Goal of the exercise
Below are lines of data; give the number of them that contain "this", and only that.
___ Data ___
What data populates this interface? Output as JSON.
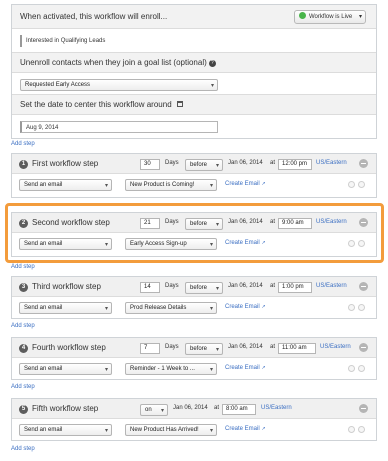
{
  "settings": {
    "enroll_label": "When activated, this workflow will enroll...",
    "live_label": "Workflow is Live",
    "list_value": "Interested in Qualifying Leads",
    "unenroll_label": "Unenroll contacts when they join a goal list (optional)",
    "help_icon_glyph": "?",
    "goal_list_value": "Requested Early Access",
    "center_date_label": "Set the date to center this workflow around",
    "center_date_value": "Aug 9, 2014"
  },
  "add_step_label": "Add step",
  "steps": [
    {
      "number": "1",
      "title": "First workflow step",
      "offset": "30",
      "days_label": "Days",
      "relation": "before",
      "date": "Jan 06, 2014",
      "at_label": "at",
      "time": "12:00 pm",
      "timezone": "US/Eastern",
      "action": "Send an email",
      "email": "New Product is Coming!",
      "create_email": "Create Email"
    },
    {
      "number": "2",
      "title": "Second workflow step",
      "offset": "21",
      "days_label": "Days",
      "relation": "before",
      "date": "Jan 06, 2014",
      "at_label": "at",
      "time": "9:00 am",
      "timezone": "US/Eastern",
      "action": "Send an email",
      "email": "Early Access Sign-up",
      "create_email": "Create Email"
    },
    {
      "number": "3",
      "title": "Third workflow step",
      "offset": "14",
      "days_label": "Days",
      "relation": "before",
      "date": "Jan 06, 2014",
      "at_label": "at",
      "time": "1:00 pm",
      "timezone": "US/Eastern",
      "action": "Send an email",
      "email": "Prod Release Details",
      "create_email": "Create Email"
    },
    {
      "number": "4",
      "title": "Fourth workflow step",
      "offset": "7",
      "days_label": "Days",
      "relation": "before",
      "date": "Jan 06, 2014",
      "at_label": "at",
      "time": "11:00 am",
      "timezone": "US/Eastern",
      "action": "Send an email",
      "email": "Reminder - 1 Week to ...",
      "create_email": "Create Email"
    },
    {
      "number": "5",
      "title": "Fifth workflow step",
      "relation": "on",
      "date": "Jan 06, 2014",
      "at_label": "at",
      "time": "8:00 am",
      "timezone": "US/Eastern",
      "action": "Send an email",
      "email": "New Product Has Arrived!",
      "create_email": "Create Email"
    }
  ],
  "colors": {
    "accent": "#3a6ec2",
    "live": "#49b54a",
    "highlight": "#f39c3c"
  }
}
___
Result of the exercise
3